## Available data
##########
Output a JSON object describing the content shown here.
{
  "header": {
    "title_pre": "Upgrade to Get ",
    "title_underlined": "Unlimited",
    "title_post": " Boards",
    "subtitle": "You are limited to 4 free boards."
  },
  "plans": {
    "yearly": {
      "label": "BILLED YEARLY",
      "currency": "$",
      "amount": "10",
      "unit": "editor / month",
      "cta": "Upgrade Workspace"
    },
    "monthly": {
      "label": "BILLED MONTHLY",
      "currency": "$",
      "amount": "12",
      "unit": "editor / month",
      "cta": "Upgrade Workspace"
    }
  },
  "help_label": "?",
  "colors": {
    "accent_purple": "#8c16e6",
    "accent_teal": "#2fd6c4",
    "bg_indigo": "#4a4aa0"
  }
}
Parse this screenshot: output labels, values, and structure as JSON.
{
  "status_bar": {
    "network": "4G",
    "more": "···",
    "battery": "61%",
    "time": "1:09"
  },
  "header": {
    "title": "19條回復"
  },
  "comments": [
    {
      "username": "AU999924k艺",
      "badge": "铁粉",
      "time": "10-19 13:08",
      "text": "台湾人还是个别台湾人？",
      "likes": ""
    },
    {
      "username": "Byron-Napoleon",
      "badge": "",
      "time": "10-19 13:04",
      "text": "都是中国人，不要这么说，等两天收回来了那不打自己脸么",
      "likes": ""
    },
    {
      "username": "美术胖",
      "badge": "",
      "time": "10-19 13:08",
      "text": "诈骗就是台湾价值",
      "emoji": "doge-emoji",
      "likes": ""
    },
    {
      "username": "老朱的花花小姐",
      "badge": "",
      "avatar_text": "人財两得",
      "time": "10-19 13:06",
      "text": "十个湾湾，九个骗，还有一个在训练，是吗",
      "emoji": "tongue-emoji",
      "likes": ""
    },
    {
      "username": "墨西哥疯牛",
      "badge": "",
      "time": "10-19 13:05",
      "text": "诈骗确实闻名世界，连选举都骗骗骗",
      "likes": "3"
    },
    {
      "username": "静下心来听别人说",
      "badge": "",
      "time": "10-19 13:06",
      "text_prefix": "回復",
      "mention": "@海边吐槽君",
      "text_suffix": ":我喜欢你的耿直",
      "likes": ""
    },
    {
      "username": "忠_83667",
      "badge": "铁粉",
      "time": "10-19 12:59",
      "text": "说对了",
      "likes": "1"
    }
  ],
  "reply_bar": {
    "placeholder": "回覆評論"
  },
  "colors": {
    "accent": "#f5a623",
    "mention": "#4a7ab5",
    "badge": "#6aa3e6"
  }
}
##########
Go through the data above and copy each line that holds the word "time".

## The completed task
    "time": "1:09"
      "time": "10-19 13:08",
      "time": "10-19 13:04",
      "time": "10-19 13:08",
      "time": "10-19 13:06",
      "time": "10-19 13:05",
      "time": "10-19 13:06",
      "time": "10-19 12:59",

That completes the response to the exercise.